6. Cape Kolka and the northern Kurzeme coast - A beautiful and desolate stretch of wind-battered coastline which fills with swimmers and sunbathers during the summer months. The small villages of the Kurzeme coast are full of rustic wooden cottages, fishing nets, and the smell of smoked fish. Learn about the Livs and the endangered Livonian language, a small ethnic group found in this region.
7. Kuldiga - This is one of the most attractive small towns in Latvia, boasting narrow streets and 17th and 18th century wooden buildings. The town's other claim to fame is for having the widest waterfall in Europe, though don't be expecting a mighty torrent cascading down a mountainside.

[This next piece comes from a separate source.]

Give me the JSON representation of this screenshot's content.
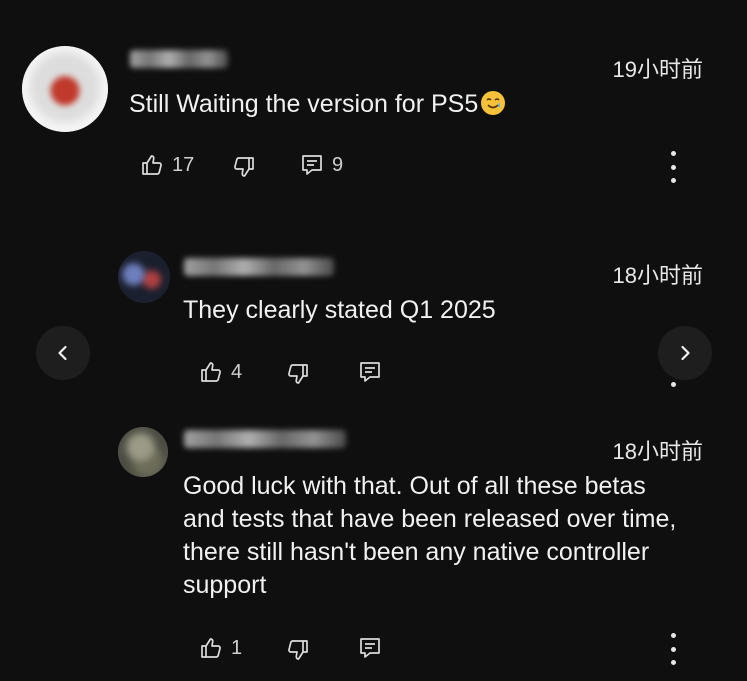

8. Ventspils - This busy port has done well for itself economically in the past two decades and as a result its historic centre has been spruced up considerably. The city draws summer visitors to nearby beaches and water parks, and the waterfront also features an outdoor maritime museum. The city's castle of the Livonian order also contains a fascinating museum on the history of the region.
9. Irbene Soviet radio telescope - For those interested in cold war history, this should be an essential stop. Once upon a time this was a Soviet radar station used to spy on western communications transmissions, and today it is used by Latvian astronomers to study the universe. Guided tours of the facility can be arranged, including the chance to climb up near the giant dish.
10. Liepaja - This coastal city is the third largest urban centre in Latvia and its central streets feature an array of art nouveau buildings. Latvians think of Liepaja as a great place to let their hair down and have a good time, and its series of summer events and music festivals are a popular draw with visitors from across the country. Stay for a night in the former KGB prison in the suburb of Karosta for an uncomfortable taste of reality tourism.
11. Ligatne Soviet nuclear bunker - This cold war site is found halfway between Sigulda and Cesis, and can be easily combined into a day trip to these towns from Riga. The bunker was intended to house the leaders of the Latvian communist party in the event of a nuclear attack, and today it has been preserved in its original appearance for visitors to see.
12. Salaspils - This World War Two concentration camp just outside Riga is a sombre reminder of the thousands of Jews who died here during the Nazi occupation.
13. Talsi - This tiny town is worth a brief stop on the way north towards Cape Kolka. The hills surrounding the town are a rarity in this part of the Baltics and add a backdrop to the set of cobbled streets and handful of historic houses.
14. Kemeri National Park - This park just west of Jurmala features small fishing villages with bog land and forests in the interior. It is best known for mud baths and mineral water treatments at the park's spa resort.
15. Tukums - A few kilometres from this small town in Kurzeme region is one of the country's most-visited attractions (at least by Latvians), a theme park historic town called "Cinevilla" which was constructed for a movie made in 2004.